Lothar Hennighausen (NIDDK)
Conditional knockout of Stat5a and Stat5b: Combined deletion of conserved Stat5a and Stat5b in mammary epithelium at different times during pregnancy reveal multiple distinct functions.

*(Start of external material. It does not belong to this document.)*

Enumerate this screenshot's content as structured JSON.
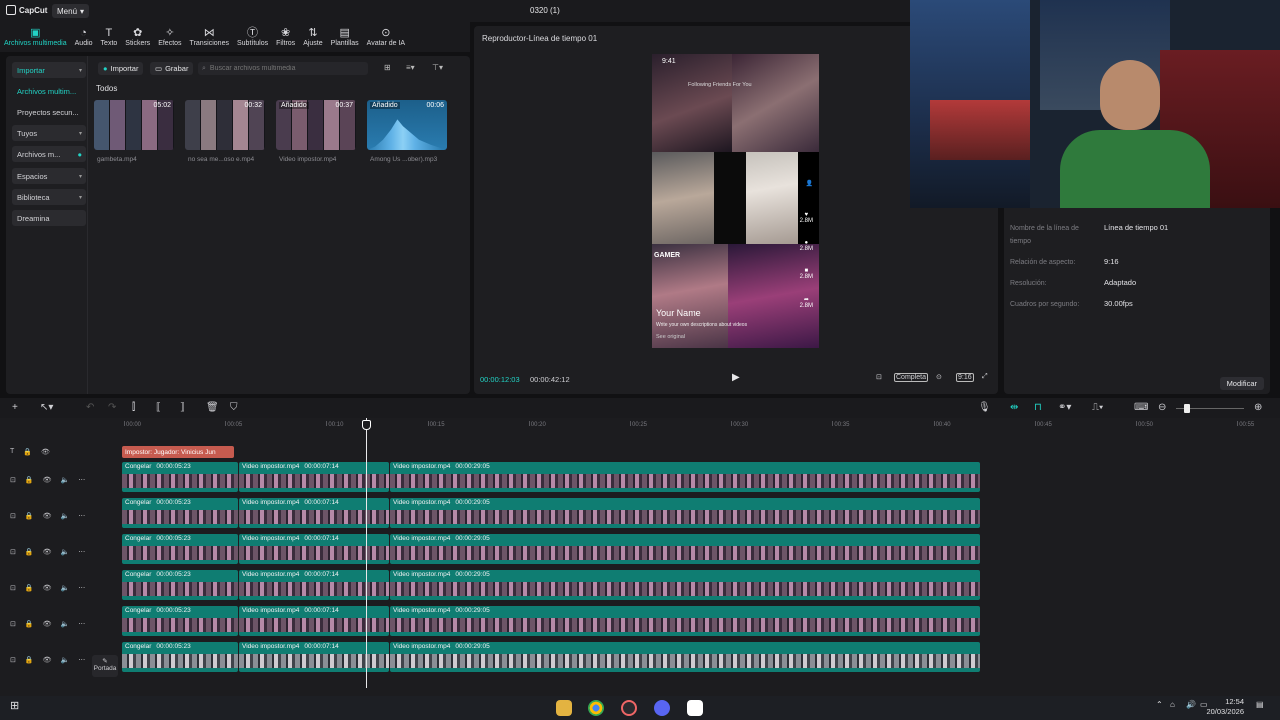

The signal transducer and activator of transcription (STAT) family of transcription factors conveys signals from membrane receptors to the nucleus, where they activate diverse genetic programs. Stat5a and Stat5b are highly conserved proteins that are activated by many cytokines, erythropoietin, prolactin and growth hormone. Despite their similarities, they have many unique functions. Stat5a deficiency results in the loss of prolactin-dependent mammary gland development, but does not affect body growth. Inactivation of Stat5b does not adversely affect mammary development and function, but leads to severe growth retardation. To study the effects of combined deficiency of Stat 5a and 5b before and during pregnancy, loxP was added to the ends of a DNA fragment that contains the two genes which are located within a stretch of 110 kb on chromosome 11 in a head to head orientation with no other genes between them. The loxP-flanked fragment was introduced into the genome using homologous recombination, and deleted using two transgenic lines expressing Cre in mammary epithelium at different times. Deletion of Stat 5 before pregnancy prevents epithelial proliferation. Ductal characteristics are retained but differentiation into secretory alveoli does not occur. When deletion of Stat5 occurs late in pregnancy after differentiation has started, differentiation is halted and premature death occurs.
Mouse model to study mammopoietic and lactogenic signaling.